Transparent Security

Author:

Alex Clement Project Architect

Category:

  • Design

Posted:

November 9, 2016

So you have something valuable in your building that you want to protect, like children at a daycare or the entrance to a federal building, yet you want to be able to enjoy the beautiful sunshine and views of the outdoors, what do you do? Thankfully, there are decades of research and many manufactures out there that are able to provide you with products that can provide you a security solution for such a case.

$3M put money inside a bus stop partition in Vancouver, Canada to prove their security glass could withstand nearly any attack by an unarmed person. If anyone could break the glass, they got the money. No one broke the glass.

To tackle this problem, the first real question you have to ask is “what am I protecting against?” Are you trying to protect against a guy with a hammer breaking through your window, an active shooter, falling ice. The gamut is nearly limitless but needs to be defined early on in the decisions making process. Until you narrow that down, the options, and cost, are boundless. If you are trying to stop a burglar, that can be accomplished without too much trouble.
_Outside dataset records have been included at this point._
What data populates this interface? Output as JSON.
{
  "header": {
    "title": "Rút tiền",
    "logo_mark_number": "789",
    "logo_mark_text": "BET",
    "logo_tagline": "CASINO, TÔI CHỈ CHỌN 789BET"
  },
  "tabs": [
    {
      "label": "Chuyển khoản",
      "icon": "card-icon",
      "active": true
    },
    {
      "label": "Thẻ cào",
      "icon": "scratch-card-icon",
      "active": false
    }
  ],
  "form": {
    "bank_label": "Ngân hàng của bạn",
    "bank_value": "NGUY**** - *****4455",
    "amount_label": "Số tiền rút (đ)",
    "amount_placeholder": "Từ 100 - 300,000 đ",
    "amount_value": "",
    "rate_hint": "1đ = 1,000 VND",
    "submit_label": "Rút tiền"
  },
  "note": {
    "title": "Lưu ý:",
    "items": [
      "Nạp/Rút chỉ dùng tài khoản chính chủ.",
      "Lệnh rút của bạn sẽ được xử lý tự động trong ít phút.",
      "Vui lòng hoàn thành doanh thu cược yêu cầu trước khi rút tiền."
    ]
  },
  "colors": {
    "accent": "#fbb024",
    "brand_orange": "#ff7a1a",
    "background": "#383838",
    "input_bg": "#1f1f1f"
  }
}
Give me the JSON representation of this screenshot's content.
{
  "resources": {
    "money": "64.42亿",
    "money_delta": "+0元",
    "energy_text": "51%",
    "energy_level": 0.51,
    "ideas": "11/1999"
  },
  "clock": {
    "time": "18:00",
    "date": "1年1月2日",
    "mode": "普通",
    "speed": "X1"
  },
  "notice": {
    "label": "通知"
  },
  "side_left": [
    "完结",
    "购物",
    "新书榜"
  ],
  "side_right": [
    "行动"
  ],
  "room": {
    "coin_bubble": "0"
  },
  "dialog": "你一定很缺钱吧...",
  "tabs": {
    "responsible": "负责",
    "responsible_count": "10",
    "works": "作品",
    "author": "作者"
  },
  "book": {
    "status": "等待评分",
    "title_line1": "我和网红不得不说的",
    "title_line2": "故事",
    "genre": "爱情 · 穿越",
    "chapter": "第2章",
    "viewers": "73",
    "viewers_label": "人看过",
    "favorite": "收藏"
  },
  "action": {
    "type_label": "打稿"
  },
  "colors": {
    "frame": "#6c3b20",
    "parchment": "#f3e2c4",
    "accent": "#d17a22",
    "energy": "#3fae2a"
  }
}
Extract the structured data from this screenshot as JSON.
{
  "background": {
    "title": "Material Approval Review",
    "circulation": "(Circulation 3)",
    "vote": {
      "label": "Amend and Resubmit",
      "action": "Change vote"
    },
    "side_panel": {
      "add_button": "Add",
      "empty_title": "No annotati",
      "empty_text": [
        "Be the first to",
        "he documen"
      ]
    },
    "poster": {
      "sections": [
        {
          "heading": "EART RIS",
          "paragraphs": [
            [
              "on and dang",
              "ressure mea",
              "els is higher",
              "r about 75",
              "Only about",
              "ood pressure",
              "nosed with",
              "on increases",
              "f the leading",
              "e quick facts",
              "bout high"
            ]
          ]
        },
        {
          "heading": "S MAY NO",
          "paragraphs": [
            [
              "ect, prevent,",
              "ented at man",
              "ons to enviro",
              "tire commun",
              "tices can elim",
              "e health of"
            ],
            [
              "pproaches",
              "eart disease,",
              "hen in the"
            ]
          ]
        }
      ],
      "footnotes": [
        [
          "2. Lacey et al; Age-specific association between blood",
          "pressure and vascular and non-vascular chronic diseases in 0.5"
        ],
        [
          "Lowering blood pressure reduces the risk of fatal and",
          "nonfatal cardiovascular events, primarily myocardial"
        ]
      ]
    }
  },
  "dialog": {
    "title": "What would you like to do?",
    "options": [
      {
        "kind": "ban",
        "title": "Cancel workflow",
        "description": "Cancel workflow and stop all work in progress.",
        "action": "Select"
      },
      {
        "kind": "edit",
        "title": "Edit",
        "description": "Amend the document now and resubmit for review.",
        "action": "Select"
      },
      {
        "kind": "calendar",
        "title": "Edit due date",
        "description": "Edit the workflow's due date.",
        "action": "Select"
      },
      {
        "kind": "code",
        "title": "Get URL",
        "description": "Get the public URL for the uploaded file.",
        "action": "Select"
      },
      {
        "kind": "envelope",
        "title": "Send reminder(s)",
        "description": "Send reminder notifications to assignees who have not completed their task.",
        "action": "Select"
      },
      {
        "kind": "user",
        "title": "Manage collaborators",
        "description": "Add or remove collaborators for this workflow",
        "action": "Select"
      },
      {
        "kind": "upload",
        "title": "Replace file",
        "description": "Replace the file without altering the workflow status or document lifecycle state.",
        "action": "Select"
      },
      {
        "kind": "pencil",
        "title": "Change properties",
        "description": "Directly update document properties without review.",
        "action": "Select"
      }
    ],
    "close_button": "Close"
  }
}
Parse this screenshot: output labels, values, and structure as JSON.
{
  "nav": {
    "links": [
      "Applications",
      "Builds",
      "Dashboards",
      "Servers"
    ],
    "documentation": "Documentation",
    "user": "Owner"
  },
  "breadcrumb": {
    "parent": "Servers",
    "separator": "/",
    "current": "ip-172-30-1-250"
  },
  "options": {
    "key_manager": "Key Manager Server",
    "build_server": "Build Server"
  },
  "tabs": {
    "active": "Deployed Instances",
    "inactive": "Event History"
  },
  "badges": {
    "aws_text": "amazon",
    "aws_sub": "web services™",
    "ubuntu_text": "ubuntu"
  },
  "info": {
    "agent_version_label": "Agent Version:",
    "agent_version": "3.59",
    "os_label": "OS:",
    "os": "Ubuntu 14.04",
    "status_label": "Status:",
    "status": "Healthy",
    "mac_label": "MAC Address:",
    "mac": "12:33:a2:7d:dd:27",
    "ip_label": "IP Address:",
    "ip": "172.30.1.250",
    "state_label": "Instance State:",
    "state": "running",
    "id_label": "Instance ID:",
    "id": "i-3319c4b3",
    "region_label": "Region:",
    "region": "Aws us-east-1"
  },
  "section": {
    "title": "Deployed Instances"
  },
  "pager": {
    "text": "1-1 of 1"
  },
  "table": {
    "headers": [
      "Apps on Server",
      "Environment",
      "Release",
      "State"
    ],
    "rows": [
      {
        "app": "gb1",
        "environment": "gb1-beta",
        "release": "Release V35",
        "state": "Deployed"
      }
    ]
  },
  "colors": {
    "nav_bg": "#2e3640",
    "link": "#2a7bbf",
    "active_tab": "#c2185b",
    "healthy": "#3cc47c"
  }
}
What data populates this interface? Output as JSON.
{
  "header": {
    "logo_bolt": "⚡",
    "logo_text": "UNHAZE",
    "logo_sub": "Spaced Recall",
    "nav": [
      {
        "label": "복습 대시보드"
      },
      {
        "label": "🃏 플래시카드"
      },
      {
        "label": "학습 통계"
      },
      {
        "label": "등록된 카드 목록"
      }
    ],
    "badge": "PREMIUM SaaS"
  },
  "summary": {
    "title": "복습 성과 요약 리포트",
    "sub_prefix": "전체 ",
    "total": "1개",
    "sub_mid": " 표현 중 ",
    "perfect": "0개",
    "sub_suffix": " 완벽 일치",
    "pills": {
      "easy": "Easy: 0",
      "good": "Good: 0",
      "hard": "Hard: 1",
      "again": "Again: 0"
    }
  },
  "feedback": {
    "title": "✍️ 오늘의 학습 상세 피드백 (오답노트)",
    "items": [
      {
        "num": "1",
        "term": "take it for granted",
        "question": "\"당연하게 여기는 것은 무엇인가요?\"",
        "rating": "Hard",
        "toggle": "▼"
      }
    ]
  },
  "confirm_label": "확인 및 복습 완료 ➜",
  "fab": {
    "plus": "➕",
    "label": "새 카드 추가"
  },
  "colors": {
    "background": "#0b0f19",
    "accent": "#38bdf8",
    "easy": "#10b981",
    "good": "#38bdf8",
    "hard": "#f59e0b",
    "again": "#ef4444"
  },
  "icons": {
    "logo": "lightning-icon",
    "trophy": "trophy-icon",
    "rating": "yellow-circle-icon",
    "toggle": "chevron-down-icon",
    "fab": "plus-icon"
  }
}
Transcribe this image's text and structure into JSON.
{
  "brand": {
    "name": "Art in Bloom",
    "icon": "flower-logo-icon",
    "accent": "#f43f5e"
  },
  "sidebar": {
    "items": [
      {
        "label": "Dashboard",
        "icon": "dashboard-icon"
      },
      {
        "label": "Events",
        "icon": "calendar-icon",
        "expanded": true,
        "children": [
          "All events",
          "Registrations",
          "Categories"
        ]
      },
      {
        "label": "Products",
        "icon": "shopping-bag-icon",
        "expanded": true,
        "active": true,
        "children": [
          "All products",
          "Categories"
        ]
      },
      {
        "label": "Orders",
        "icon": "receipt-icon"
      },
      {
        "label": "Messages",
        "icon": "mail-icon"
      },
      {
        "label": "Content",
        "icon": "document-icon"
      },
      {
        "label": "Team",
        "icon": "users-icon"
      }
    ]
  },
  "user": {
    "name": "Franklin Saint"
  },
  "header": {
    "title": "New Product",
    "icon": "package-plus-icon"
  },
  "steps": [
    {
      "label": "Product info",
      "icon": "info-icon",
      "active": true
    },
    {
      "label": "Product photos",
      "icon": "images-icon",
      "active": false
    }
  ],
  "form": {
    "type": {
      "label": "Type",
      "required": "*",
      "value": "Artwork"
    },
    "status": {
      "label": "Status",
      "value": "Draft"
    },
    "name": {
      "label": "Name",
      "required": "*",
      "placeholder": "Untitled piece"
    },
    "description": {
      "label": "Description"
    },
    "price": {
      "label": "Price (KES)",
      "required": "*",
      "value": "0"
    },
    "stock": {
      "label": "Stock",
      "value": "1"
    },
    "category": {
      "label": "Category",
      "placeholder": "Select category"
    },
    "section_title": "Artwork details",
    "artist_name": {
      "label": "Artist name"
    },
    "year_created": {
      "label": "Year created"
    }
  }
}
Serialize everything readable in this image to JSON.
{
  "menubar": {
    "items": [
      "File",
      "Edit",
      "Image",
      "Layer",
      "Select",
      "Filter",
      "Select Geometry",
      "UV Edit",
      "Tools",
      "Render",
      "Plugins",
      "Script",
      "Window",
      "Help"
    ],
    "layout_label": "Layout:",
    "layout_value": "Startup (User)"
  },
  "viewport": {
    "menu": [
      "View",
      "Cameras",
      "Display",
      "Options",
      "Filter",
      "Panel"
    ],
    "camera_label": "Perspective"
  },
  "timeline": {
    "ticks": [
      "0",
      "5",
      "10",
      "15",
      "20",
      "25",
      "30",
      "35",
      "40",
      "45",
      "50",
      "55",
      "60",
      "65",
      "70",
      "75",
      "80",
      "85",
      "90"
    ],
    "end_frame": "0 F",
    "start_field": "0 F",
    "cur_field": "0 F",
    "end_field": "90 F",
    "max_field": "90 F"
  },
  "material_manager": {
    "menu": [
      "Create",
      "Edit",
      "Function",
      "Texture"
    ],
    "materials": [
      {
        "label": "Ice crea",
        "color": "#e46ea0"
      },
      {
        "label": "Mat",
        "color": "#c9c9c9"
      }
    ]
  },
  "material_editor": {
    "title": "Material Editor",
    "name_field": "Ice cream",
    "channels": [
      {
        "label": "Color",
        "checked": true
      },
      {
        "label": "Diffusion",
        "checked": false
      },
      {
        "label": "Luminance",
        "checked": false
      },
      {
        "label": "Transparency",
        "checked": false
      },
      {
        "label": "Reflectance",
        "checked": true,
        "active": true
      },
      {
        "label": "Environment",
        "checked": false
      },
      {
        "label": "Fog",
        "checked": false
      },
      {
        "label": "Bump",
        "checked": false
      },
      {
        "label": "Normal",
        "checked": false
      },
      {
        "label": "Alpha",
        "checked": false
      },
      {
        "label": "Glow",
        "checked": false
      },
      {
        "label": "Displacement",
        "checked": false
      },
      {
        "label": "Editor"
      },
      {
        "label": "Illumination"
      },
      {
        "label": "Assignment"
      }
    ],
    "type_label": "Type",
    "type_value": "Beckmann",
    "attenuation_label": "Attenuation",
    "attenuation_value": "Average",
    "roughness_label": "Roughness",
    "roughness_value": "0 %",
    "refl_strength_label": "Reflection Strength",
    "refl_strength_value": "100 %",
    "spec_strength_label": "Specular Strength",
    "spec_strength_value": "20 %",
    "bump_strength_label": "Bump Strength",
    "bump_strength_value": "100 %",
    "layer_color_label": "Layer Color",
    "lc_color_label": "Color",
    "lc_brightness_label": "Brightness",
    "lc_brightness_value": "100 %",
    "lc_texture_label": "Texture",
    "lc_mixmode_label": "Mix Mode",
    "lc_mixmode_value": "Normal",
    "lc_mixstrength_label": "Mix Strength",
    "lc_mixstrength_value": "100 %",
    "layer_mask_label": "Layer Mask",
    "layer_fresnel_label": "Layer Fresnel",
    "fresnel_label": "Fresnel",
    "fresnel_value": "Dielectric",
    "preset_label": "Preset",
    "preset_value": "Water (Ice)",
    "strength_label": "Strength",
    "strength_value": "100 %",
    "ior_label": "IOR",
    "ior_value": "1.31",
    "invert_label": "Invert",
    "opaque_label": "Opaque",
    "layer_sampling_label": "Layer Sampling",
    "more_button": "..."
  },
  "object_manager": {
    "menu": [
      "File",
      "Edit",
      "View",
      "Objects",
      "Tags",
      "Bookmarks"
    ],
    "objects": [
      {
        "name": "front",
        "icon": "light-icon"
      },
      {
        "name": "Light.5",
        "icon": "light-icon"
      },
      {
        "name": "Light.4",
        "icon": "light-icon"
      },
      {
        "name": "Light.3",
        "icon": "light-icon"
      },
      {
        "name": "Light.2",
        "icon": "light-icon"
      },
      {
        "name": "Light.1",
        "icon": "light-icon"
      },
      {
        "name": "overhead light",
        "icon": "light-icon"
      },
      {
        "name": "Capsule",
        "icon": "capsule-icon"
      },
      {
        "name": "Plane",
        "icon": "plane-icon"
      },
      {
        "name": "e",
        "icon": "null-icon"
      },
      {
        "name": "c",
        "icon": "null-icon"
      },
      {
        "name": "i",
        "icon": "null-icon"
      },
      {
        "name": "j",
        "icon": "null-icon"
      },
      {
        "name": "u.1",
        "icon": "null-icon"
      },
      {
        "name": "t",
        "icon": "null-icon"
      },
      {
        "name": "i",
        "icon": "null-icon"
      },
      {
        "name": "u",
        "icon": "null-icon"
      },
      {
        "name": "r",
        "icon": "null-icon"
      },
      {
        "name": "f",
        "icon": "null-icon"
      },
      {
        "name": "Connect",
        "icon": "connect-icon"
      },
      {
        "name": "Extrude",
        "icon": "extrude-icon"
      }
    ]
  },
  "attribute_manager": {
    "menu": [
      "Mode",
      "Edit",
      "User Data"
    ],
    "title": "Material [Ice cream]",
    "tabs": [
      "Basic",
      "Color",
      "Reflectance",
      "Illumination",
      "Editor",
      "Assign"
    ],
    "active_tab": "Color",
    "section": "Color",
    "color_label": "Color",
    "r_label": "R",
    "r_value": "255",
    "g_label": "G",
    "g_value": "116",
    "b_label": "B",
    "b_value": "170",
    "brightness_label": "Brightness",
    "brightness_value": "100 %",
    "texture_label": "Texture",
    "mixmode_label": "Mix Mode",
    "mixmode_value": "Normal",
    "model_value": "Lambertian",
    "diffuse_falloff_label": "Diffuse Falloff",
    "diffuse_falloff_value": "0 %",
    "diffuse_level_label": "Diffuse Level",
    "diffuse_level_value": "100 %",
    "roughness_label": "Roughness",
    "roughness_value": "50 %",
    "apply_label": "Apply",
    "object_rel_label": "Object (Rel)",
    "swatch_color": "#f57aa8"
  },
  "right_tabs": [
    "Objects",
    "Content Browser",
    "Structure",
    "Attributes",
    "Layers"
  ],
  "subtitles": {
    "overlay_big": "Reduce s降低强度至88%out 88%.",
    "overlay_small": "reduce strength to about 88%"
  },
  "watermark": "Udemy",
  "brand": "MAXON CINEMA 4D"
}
If you are trying to stop an active shooter, or are looking for “blast protection”, things get complicated quickly.

The chart below lays out the major categories of protected glazing and potential materials that will accomplish that:

Now if that table with all of those options looks confusing, it is. The worst part is that depending on manufacturer, one might make a glass-clad polycarbonate that is UL 752 level 3 rated that is ½” thick, where another might make the same apparent product that is ¾” thick. So how do you choose? It all comes down to what you are trying to protect against, and how important the aesthetic is. Even though many products pass the specific UL or ASTM testing requirements, they often vary in thickness, color, and physical make up and thus may not be suitable depending on the application.

Once a decision is made on what level of security you want and what type of material you want, you then have to struggle with how to secure this very expensive, but very dependable piece of glazing into place. Depending on the material and the manufacturer, you can use a captured system like a storefront or curtainwall system, you can use a custom designed steel framing system with glazing channels, or you might even be able to use mechanical fasteners to anchor through the material depending on its composition. The real factor in choosing the right framing system is the frame’s ability to withstand the kinetic energy distributed to it by the burglar / bullet / blast. Selecting the right frame typically requires engineering calculations and/or consulting a specific manufacturer to select a pre-engineered system.

If all of this sounds rather complicated, it’s because it is. NKB has done multiple projects where the design necessitated that some form of transparent security be provided, and each time we go through answering all of these questions in order to choose the right solution. Transparent security is a building component that requires special attention to detail and to ensure the right outcome. Do not just pick a product off the shelf when dealing with such complex problems, consult a design professional; broken glass in this case is a lot more dangerous than just a sharp edge.

Author:

Alex Clement Project Architect

Category:

  • Design

Posted:

November 9, 2016